Meanwhile, the CBD market has exploded. CBD oil can be found in candies, coffee and other food, drinks and dietary supplements, along with perfumes, lotions, creams and soap. Proponents say CBD helps with pain, anxiety and inflammation, although limited scientific research supports these claims.
U.S. Retail sales of cannabis products jumped to $ 10.5 billion last year, a threefold increase from 2017, according to a data from Arcview Group, a Cannabis investment and market research firm.
Ben & Jerry was one of the earliest big brands to foster the connection with marihuana culture through marketing.

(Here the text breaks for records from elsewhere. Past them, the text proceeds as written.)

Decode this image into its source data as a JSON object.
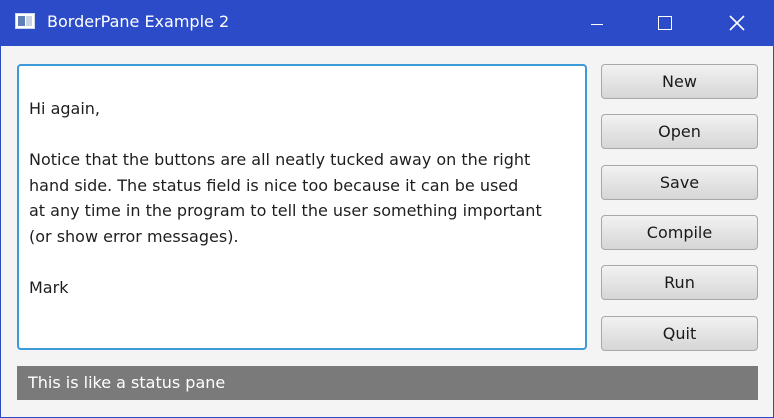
{
  "window": {
    "title": "BorderPane Example 2",
    "accent_color": "#2b4bc8"
  },
  "title_bar_controls": [
    {
      "name": "minimize",
      "icon": "minimize-icon"
    },
    {
      "name": "maximize",
      "icon": "maximize-icon"
    },
    {
      "name": "close",
      "icon": "close-icon",
      "glyph": "✕"
    }
  ],
  "editor": {
    "text": "Hi again,\n\nNotice that the buttons are all neatly tucked away on the right\nhand side.   The status field is nice too because it can be used\nat any time in the program to tell the user something important\n(or show error messages).\n\nMark",
    "focus_border_color": "#3d9ad8"
  },
  "buttons": {
    "new": "New",
    "open": "Open",
    "save": "Save",
    "compile": "Compile",
    "run": "Run",
    "quit": "Quit"
  },
  "status": {
    "text": "This is like a status pane",
    "background_color": "#7a7a7a"
  }
}
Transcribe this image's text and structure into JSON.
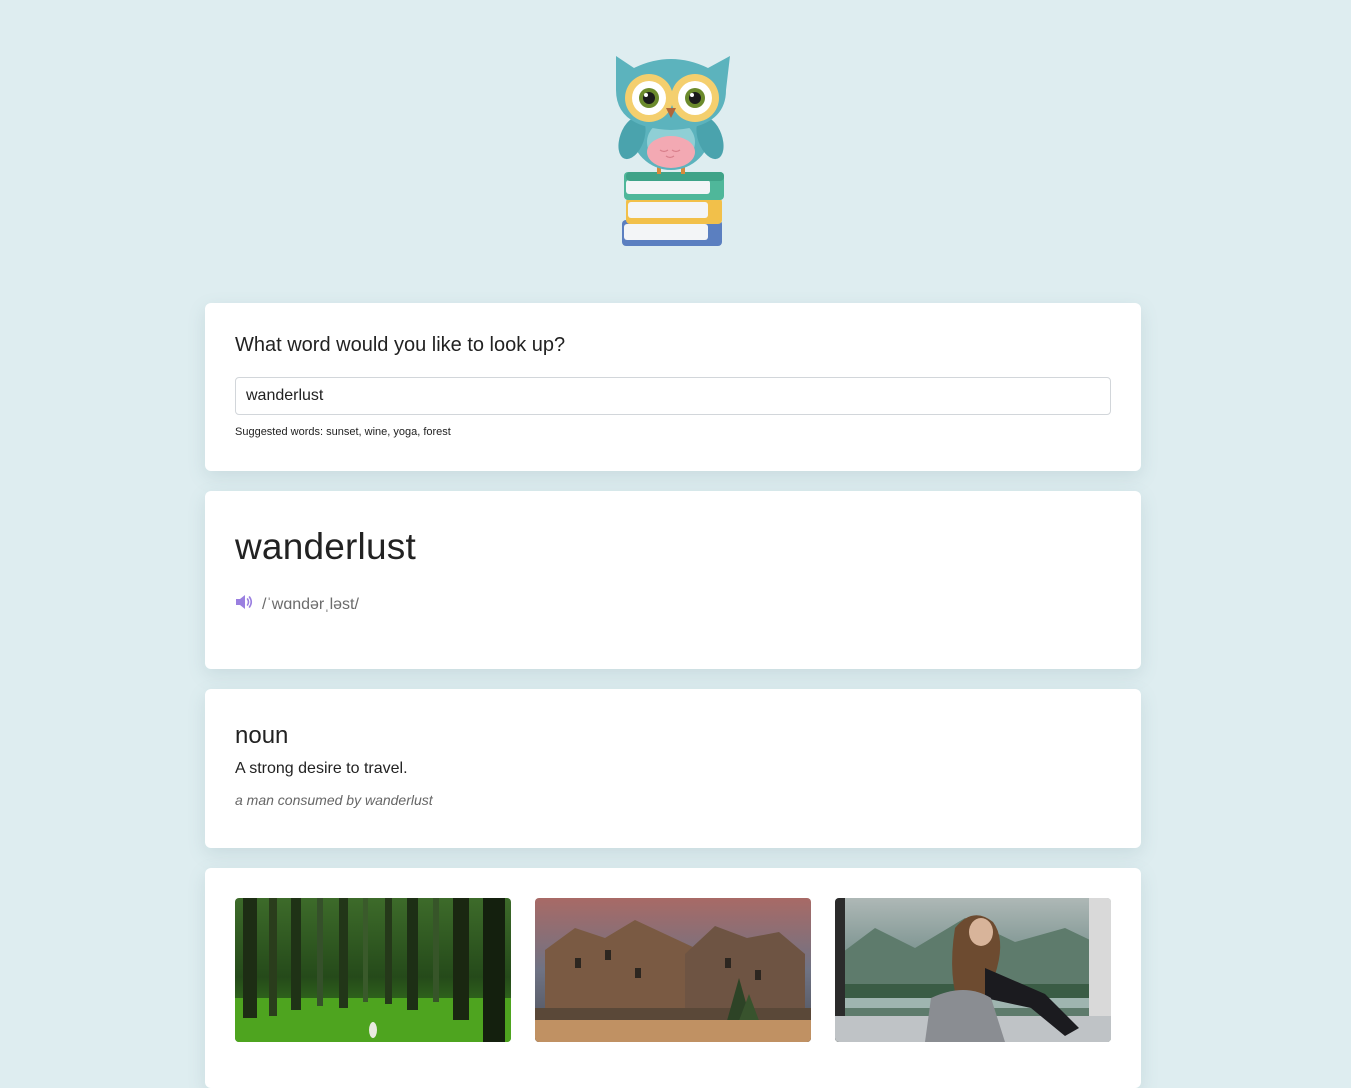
{
  "search": {
    "prompt": "What word would you like to look up?",
    "value": "wanderlust",
    "placeholder": "",
    "hint": "Suggested words: sunset, wine, yoga, forest"
  },
  "word": {
    "title": "wanderlust",
    "phonetic": "/ˈwɑndərˌləst/",
    "audio_icon": "speaker-icon"
  },
  "meaning": {
    "part_of_speech": "noun",
    "definition": "A strong desire to travel.",
    "example": "a man consumed by wanderlust"
  },
  "photos": [
    {
      "name": "forest-photo"
    },
    {
      "name": "old-town-photo"
    },
    {
      "name": "woman-at-window-photo"
    }
  ],
  "colors": {
    "background": "#deedf0",
    "card": "#ffffff",
    "accent": "#9a7fe0"
  }
}
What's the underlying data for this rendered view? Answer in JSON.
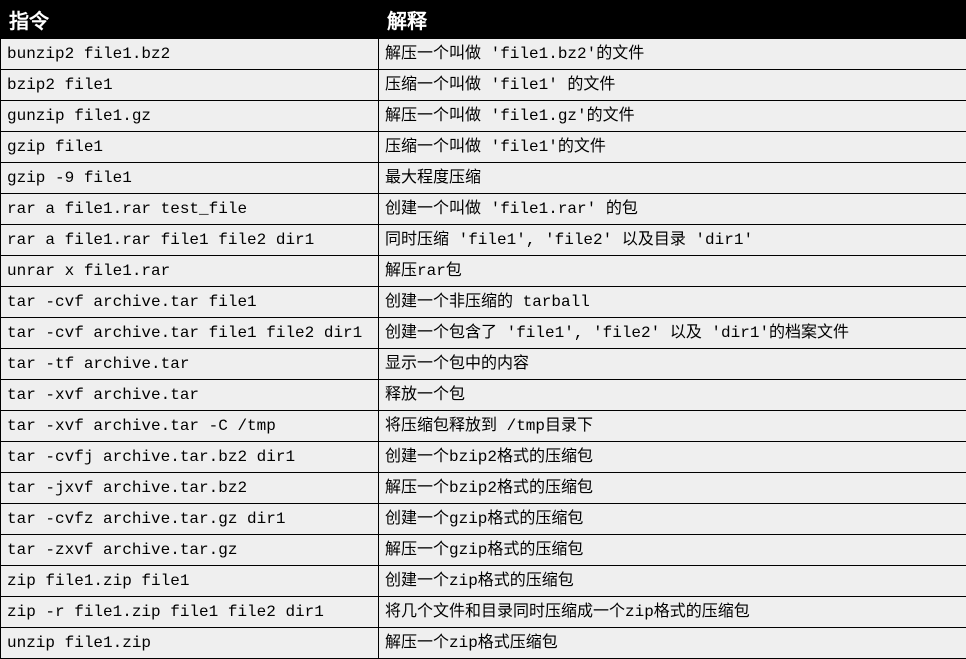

The Vermont-based ice cream company features Cherry Garcia and Phish Food, honoring the late Grateful Dead member Jerry Garcia and band Phish. Both bands are favorites of the marihuana-smoking crowd.
To mark 420 in recent years, Ben & Jerry's debuted taco and burrito-inspired sandwiches of ice cream. This year the company is partnered with a San Francisco Bay Area cannabis retailer to give customers who place delivery orders on Friday and Saturday free pint of Half Baked, a combination of cookie dough and fudge brownie.
"We have a lot of fun." Jay Curley, the company's global leader in integrated marketing.
Last year, Ben & Jerry also turned more seriously, asking consumers to call on lawmakers to expel before marihuana convictions and press for pardon or amnesty for anyone arrested for smoking pot.
"We're actually using this as a chance not to tell stoner jokes like we have in the past, but to raise what we see as much more serious issue around justice, "Curley said.
Those in the marijuana marketplace are also ramping up advertising around 420. A lot of marketing about cannabis or related products takes the form of online ads, emails, text messages and social media. Shops usually offer discounts. Some host parties with food and entertainment.
Verano Holdings, whose businesses include cannabis shops, sponsors street festivals in Chicago and Tulsa, Oklahoma, where attendees can learn about marihuana products, listen to music and grab a bite. The company expects this Saturday's festival in Chicago, going its third year, will draw more than 4,000 people. Last year, it drew 1,500, said Tim Tennant, Verano's chief marketing officer.
In San Francisco's Golden Gate Park, Hippie Hill will again be the site of a 420 celebration.
Roger Volodarsky, whose Los Angeles-based company has been involved in the event, based Puffco makes portable vaporizers, has celebrated 420 since he was a teenager. Back then, he said, "420 was the day that you splurged yourself and got high in interesting ways. It was the day that you made a gravity bong and coughed your brains out. "
Volodarksy likes that some of the Main Street brands are getting into the industry and the holiday.
" What is important to me about these ad campaigns is they 're talking to people who are not users and they're normalizing the space for people who are not users,' he said.
Even as the popularity grows, some companies will stay away from the 420 as a marketing tool, said Allen Adamson, a co-founder of Metaforce, a marketing consulting company.
"If you're talking about a big brand that needs to appeal to everybody and is very risk averse, then probably not," he said. "I do not think you'll see big financial institutions doing it."